Most hiring managers neglect where they conduct interviews.
Their preference? A sterile, comfortable office or by video call, which is essential in today’s global recruiting landscape.
But that’s the worst place to get to know someone.
You’re hiring to determine if someone can do the job and if they’re a cultural fit for the team.
The most important thing you can do in an interview is test people’s ability to do the job.
No amount of interview questions or resume filtering can provide you with this information. You have to require job candidates to show you, not tell you what they can do.
But besides learning if they can do the job, you need to:
Remove the formality from the interview.
The best interviews happen outside a conference room and video call.
A coffee shop or a restaurant are excellent places to see how people act. “The different setting allows you to see how the candidate responds to unexpected change and can ease the move to a more conversational exchange,” writes Tyler Cowen.
Also, these places allow the interviewer to ask candidates questions they don’t have stock answers for, such as:
- “What do you think of the service here?”
- “Do you usually find rooms to be so noisy?”
When you apply informal settings to your interview, you’ll learn that “The everyday self is what you’ll get if you hire them.”
Do you want to hire an ass or someone respectful?
Sahil Bloom has some excellent points on this in his Twitter thread:

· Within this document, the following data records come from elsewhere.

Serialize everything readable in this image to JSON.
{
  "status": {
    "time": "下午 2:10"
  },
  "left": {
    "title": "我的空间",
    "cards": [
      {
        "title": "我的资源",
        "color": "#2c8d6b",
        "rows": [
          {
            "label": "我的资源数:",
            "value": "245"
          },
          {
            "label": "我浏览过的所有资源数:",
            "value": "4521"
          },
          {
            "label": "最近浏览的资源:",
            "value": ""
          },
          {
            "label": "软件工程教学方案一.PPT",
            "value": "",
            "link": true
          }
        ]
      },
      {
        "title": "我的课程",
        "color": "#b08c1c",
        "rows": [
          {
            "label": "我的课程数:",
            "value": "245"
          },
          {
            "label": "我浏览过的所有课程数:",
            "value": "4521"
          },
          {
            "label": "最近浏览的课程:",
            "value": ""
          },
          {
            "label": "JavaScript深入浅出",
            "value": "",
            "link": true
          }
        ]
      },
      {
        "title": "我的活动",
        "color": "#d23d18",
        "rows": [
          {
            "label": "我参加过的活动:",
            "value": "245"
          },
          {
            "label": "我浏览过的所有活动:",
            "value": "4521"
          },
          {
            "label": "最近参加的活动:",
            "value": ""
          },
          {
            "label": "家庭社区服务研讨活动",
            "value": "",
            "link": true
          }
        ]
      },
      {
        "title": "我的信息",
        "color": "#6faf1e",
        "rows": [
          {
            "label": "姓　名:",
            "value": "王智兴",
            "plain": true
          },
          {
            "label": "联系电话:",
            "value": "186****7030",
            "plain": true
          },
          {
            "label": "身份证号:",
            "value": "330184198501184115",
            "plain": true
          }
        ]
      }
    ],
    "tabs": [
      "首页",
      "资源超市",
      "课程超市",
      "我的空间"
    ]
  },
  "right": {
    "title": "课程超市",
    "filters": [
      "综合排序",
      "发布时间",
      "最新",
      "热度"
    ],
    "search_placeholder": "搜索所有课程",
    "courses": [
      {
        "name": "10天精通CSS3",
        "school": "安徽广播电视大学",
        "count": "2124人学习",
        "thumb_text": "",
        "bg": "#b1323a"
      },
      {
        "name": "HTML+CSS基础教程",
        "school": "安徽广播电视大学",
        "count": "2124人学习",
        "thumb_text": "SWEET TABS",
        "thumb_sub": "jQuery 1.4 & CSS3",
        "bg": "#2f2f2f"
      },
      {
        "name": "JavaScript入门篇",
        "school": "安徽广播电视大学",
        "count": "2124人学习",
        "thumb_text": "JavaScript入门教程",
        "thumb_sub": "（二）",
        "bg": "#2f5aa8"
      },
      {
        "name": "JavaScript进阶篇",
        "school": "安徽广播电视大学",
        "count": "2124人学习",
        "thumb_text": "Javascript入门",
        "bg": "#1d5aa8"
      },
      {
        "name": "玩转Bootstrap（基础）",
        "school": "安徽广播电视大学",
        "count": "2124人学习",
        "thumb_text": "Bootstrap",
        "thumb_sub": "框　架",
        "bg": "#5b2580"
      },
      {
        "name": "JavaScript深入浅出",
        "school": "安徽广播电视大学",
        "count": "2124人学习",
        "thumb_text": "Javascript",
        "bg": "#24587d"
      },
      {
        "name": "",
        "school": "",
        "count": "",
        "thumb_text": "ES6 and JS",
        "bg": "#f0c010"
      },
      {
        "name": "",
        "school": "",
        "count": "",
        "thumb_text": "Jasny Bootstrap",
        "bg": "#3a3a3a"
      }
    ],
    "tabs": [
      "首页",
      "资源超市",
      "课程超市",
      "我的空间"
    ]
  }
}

Upgrade your interview to be less formal — it’s where you’ll truly understand the person you’re hiring.
- Do they have manners?